• [What you should do] Search the records for the word "Control" and copy every line in which it occurs.

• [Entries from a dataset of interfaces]
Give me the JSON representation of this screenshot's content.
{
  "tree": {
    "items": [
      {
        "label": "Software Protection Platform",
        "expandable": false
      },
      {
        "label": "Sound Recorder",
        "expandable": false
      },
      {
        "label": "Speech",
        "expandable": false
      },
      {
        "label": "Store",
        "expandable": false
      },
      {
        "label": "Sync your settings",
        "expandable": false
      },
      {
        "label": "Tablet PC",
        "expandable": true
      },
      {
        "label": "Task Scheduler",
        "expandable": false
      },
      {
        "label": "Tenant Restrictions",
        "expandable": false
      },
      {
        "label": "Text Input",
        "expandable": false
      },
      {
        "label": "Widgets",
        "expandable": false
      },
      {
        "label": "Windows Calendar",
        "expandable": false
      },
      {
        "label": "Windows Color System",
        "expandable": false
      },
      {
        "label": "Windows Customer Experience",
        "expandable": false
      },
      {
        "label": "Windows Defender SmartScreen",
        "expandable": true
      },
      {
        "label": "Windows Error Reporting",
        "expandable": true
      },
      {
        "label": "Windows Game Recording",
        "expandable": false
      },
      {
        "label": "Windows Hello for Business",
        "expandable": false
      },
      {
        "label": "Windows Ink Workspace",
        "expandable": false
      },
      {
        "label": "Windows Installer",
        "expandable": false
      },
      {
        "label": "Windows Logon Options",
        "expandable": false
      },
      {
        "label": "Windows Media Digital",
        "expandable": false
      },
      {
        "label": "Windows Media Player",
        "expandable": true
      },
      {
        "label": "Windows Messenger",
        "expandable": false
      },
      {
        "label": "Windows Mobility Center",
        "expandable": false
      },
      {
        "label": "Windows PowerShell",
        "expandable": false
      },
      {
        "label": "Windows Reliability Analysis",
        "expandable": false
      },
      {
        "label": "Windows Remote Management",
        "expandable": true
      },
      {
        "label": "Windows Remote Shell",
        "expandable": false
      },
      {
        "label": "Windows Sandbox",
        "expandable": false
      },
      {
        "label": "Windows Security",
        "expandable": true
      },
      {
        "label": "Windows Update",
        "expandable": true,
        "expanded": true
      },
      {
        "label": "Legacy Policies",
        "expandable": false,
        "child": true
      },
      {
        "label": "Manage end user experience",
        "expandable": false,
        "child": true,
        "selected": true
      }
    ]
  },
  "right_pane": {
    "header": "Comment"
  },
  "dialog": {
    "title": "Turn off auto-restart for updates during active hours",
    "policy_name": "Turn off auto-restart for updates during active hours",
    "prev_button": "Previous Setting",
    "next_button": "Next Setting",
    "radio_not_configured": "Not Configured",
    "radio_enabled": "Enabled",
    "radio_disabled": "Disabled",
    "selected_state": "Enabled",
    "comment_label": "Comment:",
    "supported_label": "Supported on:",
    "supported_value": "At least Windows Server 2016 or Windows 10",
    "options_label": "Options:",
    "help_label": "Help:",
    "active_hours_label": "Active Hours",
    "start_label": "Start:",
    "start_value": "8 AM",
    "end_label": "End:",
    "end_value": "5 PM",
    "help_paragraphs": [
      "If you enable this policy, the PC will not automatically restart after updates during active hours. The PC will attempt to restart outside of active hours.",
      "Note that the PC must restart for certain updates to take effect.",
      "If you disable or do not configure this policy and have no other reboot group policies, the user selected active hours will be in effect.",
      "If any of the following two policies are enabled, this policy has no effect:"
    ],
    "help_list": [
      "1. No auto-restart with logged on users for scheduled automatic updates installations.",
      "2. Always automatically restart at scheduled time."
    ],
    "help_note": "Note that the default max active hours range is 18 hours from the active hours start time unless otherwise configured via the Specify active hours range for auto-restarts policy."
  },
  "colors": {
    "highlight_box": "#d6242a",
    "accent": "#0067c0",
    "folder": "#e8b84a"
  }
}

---

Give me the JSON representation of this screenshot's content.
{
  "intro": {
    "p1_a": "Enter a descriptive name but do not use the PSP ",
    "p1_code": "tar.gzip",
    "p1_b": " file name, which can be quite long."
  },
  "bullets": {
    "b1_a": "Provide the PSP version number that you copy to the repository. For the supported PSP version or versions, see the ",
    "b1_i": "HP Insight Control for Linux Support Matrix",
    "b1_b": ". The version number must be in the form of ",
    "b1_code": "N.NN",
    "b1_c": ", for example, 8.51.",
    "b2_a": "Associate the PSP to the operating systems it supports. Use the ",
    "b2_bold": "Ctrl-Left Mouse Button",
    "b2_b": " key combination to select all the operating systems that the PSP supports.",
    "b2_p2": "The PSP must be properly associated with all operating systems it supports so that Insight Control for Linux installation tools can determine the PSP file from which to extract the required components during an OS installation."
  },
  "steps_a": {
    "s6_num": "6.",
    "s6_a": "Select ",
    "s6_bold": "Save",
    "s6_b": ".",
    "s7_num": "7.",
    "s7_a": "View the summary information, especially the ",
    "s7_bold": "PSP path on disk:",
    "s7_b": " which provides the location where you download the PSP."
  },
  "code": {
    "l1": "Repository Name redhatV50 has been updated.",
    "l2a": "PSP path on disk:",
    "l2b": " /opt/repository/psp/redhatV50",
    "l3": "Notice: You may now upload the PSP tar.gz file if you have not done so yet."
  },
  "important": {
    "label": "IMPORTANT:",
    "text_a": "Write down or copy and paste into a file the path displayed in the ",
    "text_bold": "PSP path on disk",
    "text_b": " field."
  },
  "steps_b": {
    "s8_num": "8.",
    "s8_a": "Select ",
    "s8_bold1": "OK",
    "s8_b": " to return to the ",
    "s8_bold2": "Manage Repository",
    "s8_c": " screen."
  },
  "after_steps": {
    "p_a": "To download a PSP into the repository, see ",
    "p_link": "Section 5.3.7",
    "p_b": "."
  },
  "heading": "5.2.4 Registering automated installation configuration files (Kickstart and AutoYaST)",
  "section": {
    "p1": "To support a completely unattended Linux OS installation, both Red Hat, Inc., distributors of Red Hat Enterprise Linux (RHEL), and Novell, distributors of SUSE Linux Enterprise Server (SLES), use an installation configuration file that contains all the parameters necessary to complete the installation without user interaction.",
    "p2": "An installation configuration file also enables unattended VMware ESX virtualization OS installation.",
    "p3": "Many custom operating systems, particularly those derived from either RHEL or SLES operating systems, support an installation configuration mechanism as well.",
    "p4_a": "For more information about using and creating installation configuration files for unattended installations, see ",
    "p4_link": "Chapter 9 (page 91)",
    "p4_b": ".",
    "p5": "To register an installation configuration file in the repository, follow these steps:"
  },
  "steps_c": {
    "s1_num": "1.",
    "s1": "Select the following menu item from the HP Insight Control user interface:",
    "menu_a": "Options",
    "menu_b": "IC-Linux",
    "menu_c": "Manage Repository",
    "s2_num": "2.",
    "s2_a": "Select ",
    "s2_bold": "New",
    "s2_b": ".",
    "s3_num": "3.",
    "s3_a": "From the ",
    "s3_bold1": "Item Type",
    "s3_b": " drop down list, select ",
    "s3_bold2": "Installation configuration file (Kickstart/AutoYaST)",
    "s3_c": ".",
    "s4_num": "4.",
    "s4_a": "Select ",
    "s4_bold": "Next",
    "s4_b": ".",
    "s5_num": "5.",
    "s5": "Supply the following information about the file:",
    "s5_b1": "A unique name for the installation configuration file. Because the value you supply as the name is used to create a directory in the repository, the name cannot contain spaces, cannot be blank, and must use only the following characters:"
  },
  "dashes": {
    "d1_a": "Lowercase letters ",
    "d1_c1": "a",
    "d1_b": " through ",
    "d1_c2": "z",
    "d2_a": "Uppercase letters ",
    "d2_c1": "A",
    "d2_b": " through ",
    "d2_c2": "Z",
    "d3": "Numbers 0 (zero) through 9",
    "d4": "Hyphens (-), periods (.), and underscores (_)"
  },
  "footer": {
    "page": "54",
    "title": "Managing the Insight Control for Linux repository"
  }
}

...

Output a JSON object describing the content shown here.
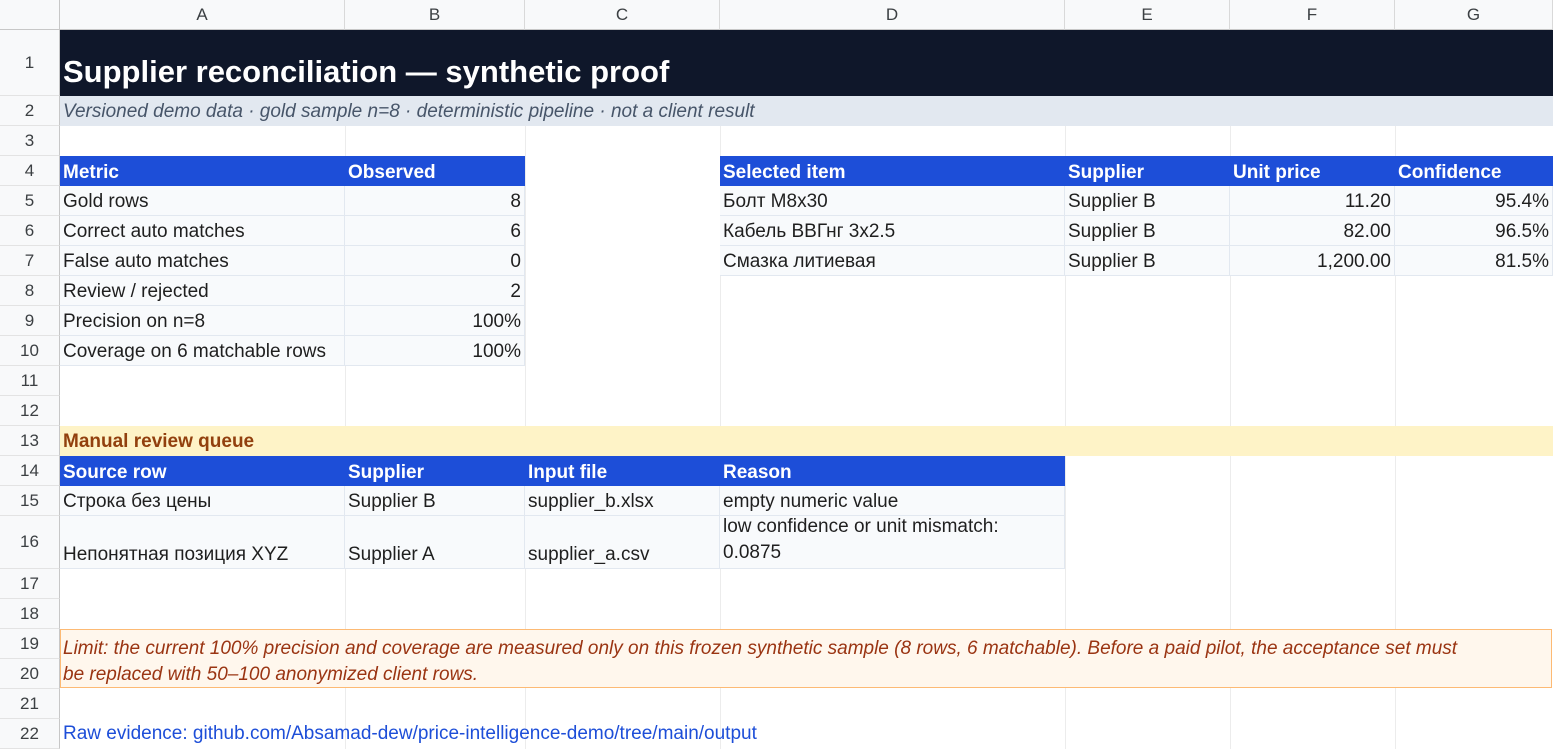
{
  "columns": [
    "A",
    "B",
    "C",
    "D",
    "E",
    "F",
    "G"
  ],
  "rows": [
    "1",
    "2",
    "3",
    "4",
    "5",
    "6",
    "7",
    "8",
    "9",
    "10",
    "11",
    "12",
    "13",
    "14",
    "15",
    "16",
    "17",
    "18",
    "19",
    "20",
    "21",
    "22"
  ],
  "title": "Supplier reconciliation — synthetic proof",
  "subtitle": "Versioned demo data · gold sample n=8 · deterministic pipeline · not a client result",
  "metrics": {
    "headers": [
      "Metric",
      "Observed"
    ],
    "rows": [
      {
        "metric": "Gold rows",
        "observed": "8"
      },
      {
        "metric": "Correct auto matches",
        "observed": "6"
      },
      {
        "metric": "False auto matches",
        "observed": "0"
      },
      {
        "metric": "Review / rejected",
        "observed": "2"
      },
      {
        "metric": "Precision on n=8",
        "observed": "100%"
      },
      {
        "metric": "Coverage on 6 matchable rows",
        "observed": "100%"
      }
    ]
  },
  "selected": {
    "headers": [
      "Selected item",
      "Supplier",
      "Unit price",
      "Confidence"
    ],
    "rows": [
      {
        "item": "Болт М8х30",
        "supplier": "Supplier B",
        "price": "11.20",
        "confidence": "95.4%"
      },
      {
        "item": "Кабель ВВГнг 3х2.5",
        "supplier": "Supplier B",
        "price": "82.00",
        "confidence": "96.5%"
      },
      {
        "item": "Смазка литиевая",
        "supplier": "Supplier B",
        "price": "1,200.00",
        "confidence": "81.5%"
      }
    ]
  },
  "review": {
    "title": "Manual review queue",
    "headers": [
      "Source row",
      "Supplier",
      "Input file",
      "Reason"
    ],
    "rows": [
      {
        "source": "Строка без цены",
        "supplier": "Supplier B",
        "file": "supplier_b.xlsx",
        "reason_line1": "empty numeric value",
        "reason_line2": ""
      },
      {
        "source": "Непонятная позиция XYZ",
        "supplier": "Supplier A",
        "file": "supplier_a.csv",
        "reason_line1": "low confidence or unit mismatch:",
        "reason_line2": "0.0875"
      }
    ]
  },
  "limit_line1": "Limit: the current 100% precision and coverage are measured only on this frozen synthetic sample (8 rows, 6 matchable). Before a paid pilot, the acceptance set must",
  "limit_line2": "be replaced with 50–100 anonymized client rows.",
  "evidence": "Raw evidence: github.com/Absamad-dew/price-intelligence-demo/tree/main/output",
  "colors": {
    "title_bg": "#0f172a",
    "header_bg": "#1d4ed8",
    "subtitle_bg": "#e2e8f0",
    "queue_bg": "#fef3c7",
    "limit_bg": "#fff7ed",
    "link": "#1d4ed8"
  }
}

• [Task output]
    "b1_i": "HP Insight Control for Linux Support Matrix",
    "b2_p2": "The PSP must be properly associated with all operating systems it supports so that Insight Control for Linux installation tools can determine the PSP file from which to extract the required components during an OS installation."
    "s1": "Select the following menu item from the HP Insight Control user interface:",
    "title": "Managing the Insight Control for Linux repository"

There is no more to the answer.